…It was not at all random that we chose your venue. We knew we wanted to get married in the Asheville area and had narrowed down our venues to three including HRE. Fortunately, I happened to mention our plans to a colleague at work who is also part of a same sex couple. I work in Cincinnati so it was even more incredulous that my colleague happened to have gotten married at HRE earlier that year! She knew that Hidden River was on my list and strongly recommended you to us. As part of a same sex couple, and with Marriage Equality only recently passing the Supreme Court in 2015, she understood that we were concerned with where we got married in terms of support and acceptance. After hearing about her experience and how LGBTQ friendly you were, we wanted to see it in person.
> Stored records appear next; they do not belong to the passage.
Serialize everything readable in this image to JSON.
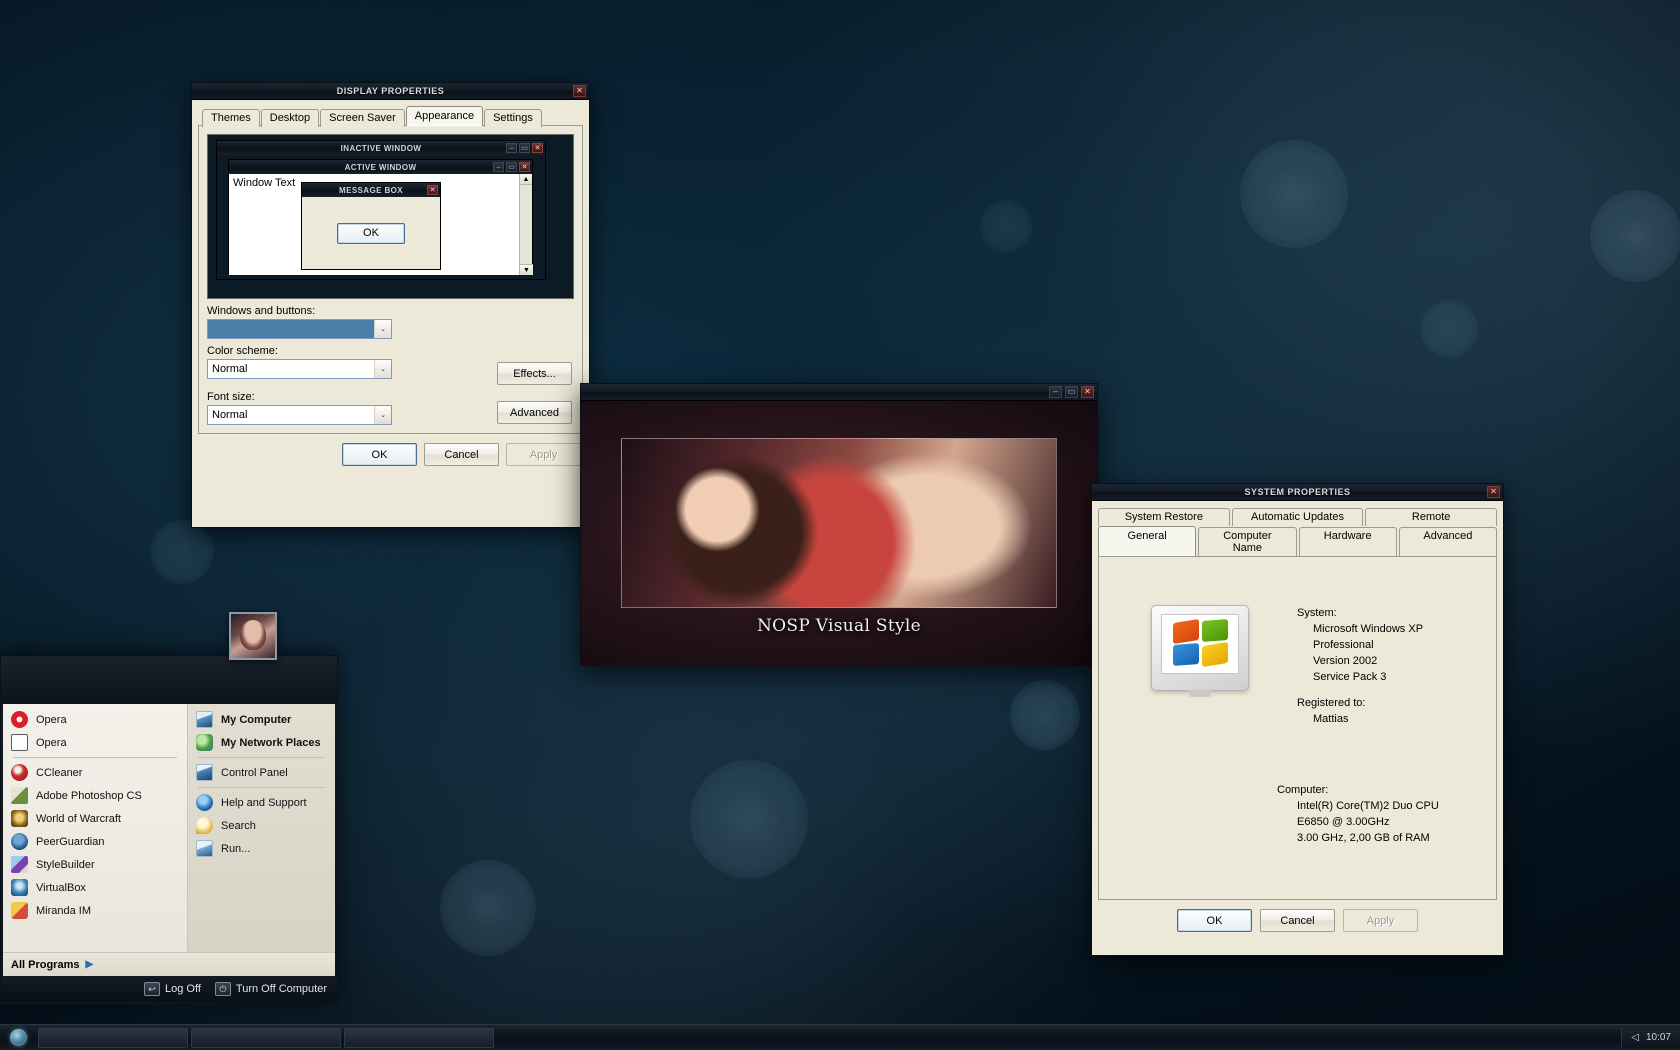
{
  "desktop": {
    "background_color": "#0c2b3e",
    "accent_color": "#4a7ea8"
  },
  "display_properties": {
    "title": "DISPLAY PROPERTIES",
    "close_label": "✕",
    "tabs": [
      {
        "label": "Themes",
        "selected": false
      },
      {
        "label": "Desktop",
        "selected": false
      },
      {
        "label": "Screen Saver",
        "selected": false
      },
      {
        "label": "Appearance",
        "selected": true
      },
      {
        "label": "Settings",
        "selected": false
      }
    ],
    "preview": {
      "inactive_window_title": "INACTIVE WINDOW",
      "active_window_title": "ACTIVE WINDOW",
      "window_text": "Window Text",
      "message_box_title": "MESSAGE BOX",
      "message_box_ok": "OK",
      "minimize_glyph": "–",
      "maximize_glyph": "▭",
      "close_glyph": "✕"
    },
    "windows_and_buttons_label": "Windows and buttons:",
    "windows_and_buttons_value": "",
    "color_scheme_label": "Color scheme:",
    "color_scheme_value": "Normal",
    "font_size_label": "Font size:",
    "font_size_value": "Normal",
    "effects_label": "Effects...",
    "advanced_label": "Advanced",
    "ok_label": "OK",
    "cancel_label": "Cancel",
    "apply_label": "Apply",
    "dropdown_arrow": "⌄"
  },
  "image_viewer": {
    "caption": "NOSP Visual Style",
    "minimize_glyph": "–",
    "maximize_glyph": "▭",
    "close_glyph": "✕"
  },
  "system_properties": {
    "title": "SYSTEM PROPERTIES",
    "close_label": "✕",
    "tabs_top": [
      {
        "label": "System Restore",
        "selected": false
      },
      {
        "label": "Automatic Updates",
        "selected": false
      },
      {
        "label": "Remote",
        "selected": false
      }
    ],
    "tabs_bottom": [
      {
        "label": "General",
        "selected": true
      },
      {
        "label": "Computer Name",
        "selected": false
      },
      {
        "label": "Hardware",
        "selected": false
      },
      {
        "label": "Advanced",
        "selected": false
      }
    ],
    "system_heading": "System:",
    "system_lines": [
      "Microsoft Windows XP",
      "Professional",
      "Version 2002",
      "Service Pack 3"
    ],
    "registered_heading": "Registered to:",
    "registered_lines": [
      "Mattias"
    ],
    "computer_heading": "Computer:",
    "computer_lines": [
      "Intel(R) Core(TM)2 Duo CPU",
      "E6850  @ 3.00GHz",
      "3.00 GHz, 2,00 GB of RAM"
    ],
    "ok_label": "OK",
    "cancel_label": "Cancel",
    "apply_label": "Apply"
  },
  "start_menu": {
    "left_items": [
      {
        "label": "Opera",
        "icon": "opera-icon",
        "bold": false,
        "separator_after": false
      },
      {
        "label": "Opera",
        "icon": "opera-mail-icon",
        "bold": false,
        "separator_after": true
      },
      {
        "label": "CCleaner",
        "icon": "ccleaner-icon",
        "bold": false,
        "separator_after": false
      },
      {
        "label": "Adobe Photoshop CS",
        "icon": "photoshop-icon",
        "bold": false,
        "separator_after": false
      },
      {
        "label": "World of Warcraft",
        "icon": "wow-icon",
        "bold": false,
        "separator_after": false
      },
      {
        "label": "PeerGuardian",
        "icon": "peerguardian-icon",
        "bold": false,
        "separator_after": false
      },
      {
        "label": "StyleBuilder",
        "icon": "stylebuilder-icon",
        "bold": false,
        "separator_after": false
      },
      {
        "label": "VirtualBox",
        "icon": "virtualbox-icon",
        "bold": false,
        "separator_after": false
      },
      {
        "label": "Miranda IM",
        "icon": "miranda-icon",
        "bold": false,
        "separator_after": false
      }
    ],
    "right_items": [
      {
        "label": "My Computer",
        "icon": "my-computer-icon",
        "bold": true,
        "separator_after": false
      },
      {
        "label": "My Network Places",
        "icon": "network-places-icon",
        "bold": true,
        "separator_after": true
      },
      {
        "label": "Control Panel",
        "icon": "control-panel-icon",
        "bold": false,
        "separator_after": true
      },
      {
        "label": "Help and Support",
        "icon": "help-icon",
        "bold": false,
        "separator_after": false
      },
      {
        "label": "Search",
        "icon": "search-icon",
        "bold": false,
        "separator_after": false
      },
      {
        "label": "Run...",
        "icon": "run-icon",
        "bold": false,
        "separator_after": false
      }
    ],
    "all_programs_label": "All Programs",
    "all_programs_arrow": "▶",
    "log_off_label": "Log Off",
    "log_off_glyph": "↩",
    "turn_off_label": "Turn Off Computer",
    "turn_off_glyph": "⏻"
  },
  "taskbar": {
    "start_orb": "start-orb",
    "clock": "10:07",
    "tray_icon": "volume-icon",
    "tray_glyph": "◁"
  }
}
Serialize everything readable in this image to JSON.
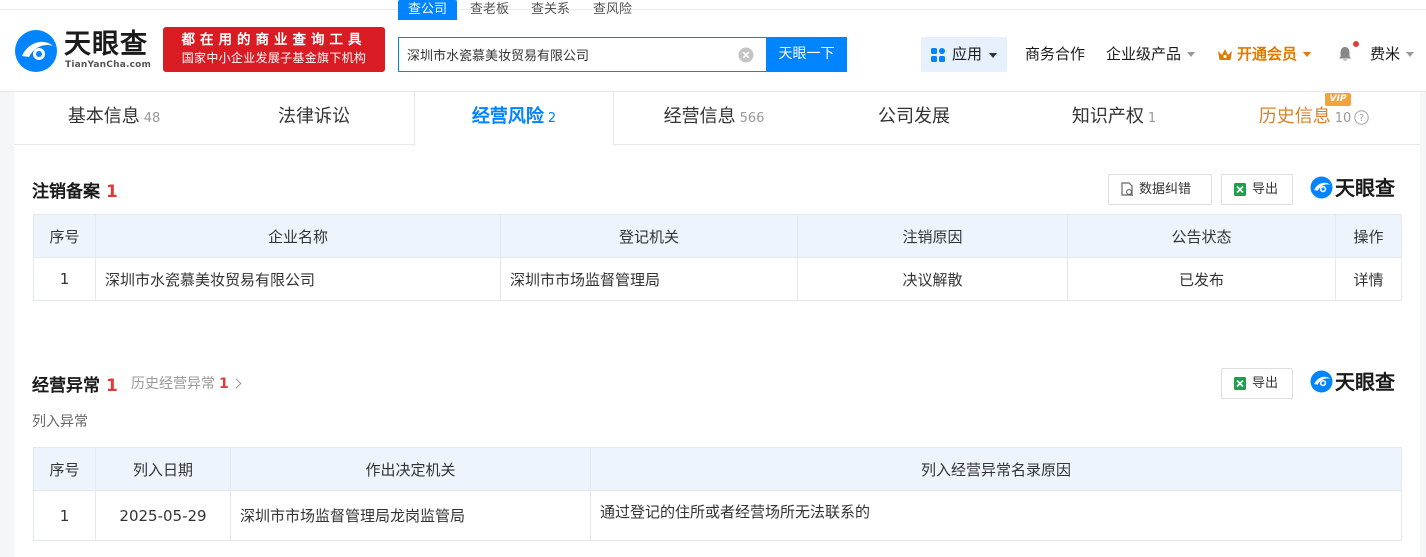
{
  "header": {
    "logo": {
      "name_cn": "天眼查",
      "name_en": "TianYanCha.com"
    },
    "slogan": {
      "line1": "都在用的商业查询工具",
      "line2": "国家中小企业发展子基金旗下机构"
    },
    "search_tabs": [
      "查公司",
      "查老板",
      "查关系",
      "查风险"
    ],
    "search_value": "深圳市水瓷慕美妆贸易有限公司",
    "search_button": "天眼一下",
    "nav": {
      "apps": "应用",
      "business": "商务合作",
      "enterprise": "企业级产品",
      "vip": "开通会员",
      "user": "费米"
    }
  },
  "tabs": [
    {
      "label": "基本信息",
      "count": "48"
    },
    {
      "label": "法律诉讼",
      "count": ""
    },
    {
      "label": "经营风险",
      "count": "2"
    },
    {
      "label": "经营信息",
      "count": "566"
    },
    {
      "label": "公司发展",
      "count": ""
    },
    {
      "label": "知识产权",
      "count": "1"
    },
    {
      "label": "历史信息",
      "count": "10"
    }
  ],
  "vip_badge": "VIP",
  "brand_label": "天眼查",
  "toolbar": {
    "correct": "数据纠错",
    "export": "导出"
  },
  "cancel_section": {
    "title": "注销备案",
    "count": "1",
    "headers": [
      "序号",
      "企业名称",
      "登记机关",
      "注销原因",
      "公告状态",
      "操作"
    ],
    "rows": [
      {
        "index": "1",
        "company": "深圳市水瓷慕美妆贸易有限公司",
        "authority": "深圳市市场监督管理局",
        "reason": "决议解散",
        "status": "已发布",
        "action": "详情"
      }
    ]
  },
  "abnormal_section": {
    "title": "经营异常",
    "count": "1",
    "history_label": "历史经营异常",
    "history_count": "1",
    "sub_label": "列入异常",
    "headers": [
      "序号",
      "列入日期",
      "作出决定机关",
      "列入经营异常名录原因"
    ],
    "rows": [
      {
        "index": "1",
        "date": "2025-05-29",
        "authority": "深圳市市场监督管理局龙岗监管局",
        "reason": "通过登记的住所或者经营场所无法联系的"
      }
    ]
  },
  "colors": {
    "primary": "#0084ff",
    "danger": "#e03b3b",
    "slogan_bg": "#d91c24",
    "vip": "#e07a00",
    "history": "#d9822b"
  }
}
We fell in love again.  Hidden River was just what we were looking for and we knew from talking to our friends that we would be welcomed there and not have to worry about judgment or uncertainties (e.g., vendors not understanding, asking us ‘wait there are two brides?’). We asked you to officiate our wedding and you met with us and got to know us before the big day. Several of our wedding guests commented about how genuine and unique our wedding ceremony was. It was the best way to start off our marriage: genuinely accepted and supported.

I’m writing to tell you a bit about what’s been happening these last 2.5 years.   We recently had our first child (born in January). Reflecting back on the last 2.5 years, there have been many ups and downs. We were still doing long distance at the start of our marriage, with me in Cincinnati and Megan in Athens, GA finishing up her PhD. Thankfully, the distance came to an end and Megan moved to Cincinnati to begin her postdoctoral fellowship. That summer we took a belated honeymoon to Europe and traveled to Prague, Rome, and the Greek isles. We had saved enough miles actually to fly for free from all of our long distance traveling. We savored wine, food, and time together to just be. When we got back home we actually started talking about having a child that first summer we lived together, 2017.  One year after being married we conceived using donor sperm and also bought our first house together in November 2017.

As thrilling and joyous as this experience was, we soon experienced tremendous loss when my mother died after complications from a serious car accident in December 2017. I was so thankful to have Megan by my side as I had to say goodbye to her. Reflecting back on our wedding day, I remember how we talked about wanting to share life’s beauties but also its tragedies. I can’t imagine having gotten through such an event without the support of my wife. As we worked to overcome the loss of my mother, we continued to work on getting pregnant, a challenge as a same sex couple. There were ups and downs throughout this process but in May 2018 we became pregnant! We then decided that Megan should get surgery done on her foot, something she had been putting off due to there never really being a good time. We wanted it done and for her to be feeling better before the arrival of our little one.

You can imagine the scene: a first trimester pregnant woman nauseated, exhausted, and having bizarre food cravings (hello McDonalds, olives, and cereal) coupled with a woman recovering from foot surgery who cannot walk. That summer of 2018 we were a mess. We bickered and compared who was worse off as we languished on the couch in our respective conditions. We made it through, however, and by August 2018 both of us were feeling better: Megan’s foot had healed and I made it to the 2nd trimester. It was at this time that Megan started a new job that she really enjoyed. Fast forward to January 2019 and we welcomed Leo to the family! Our first few weeks as new mothers were challenging to say the least, but we got through that time together. As a family of three we couldn’t be happier, and we are even considering growing our number to four. We reflect often on our wedding and are very thankful that our happily ever after began at Hidden River.

I hope you can take a deep breath and take it all in, as did I, and hold these two amazing women in your hearts as they continue their rich journeys together.  Thank you, Claire and Megan, for sharing your story with us. Welcome to the world, Leo and we hope to meet you soon at Hidden River! ~ Jeanne Sommer “Hidden River Events Owner”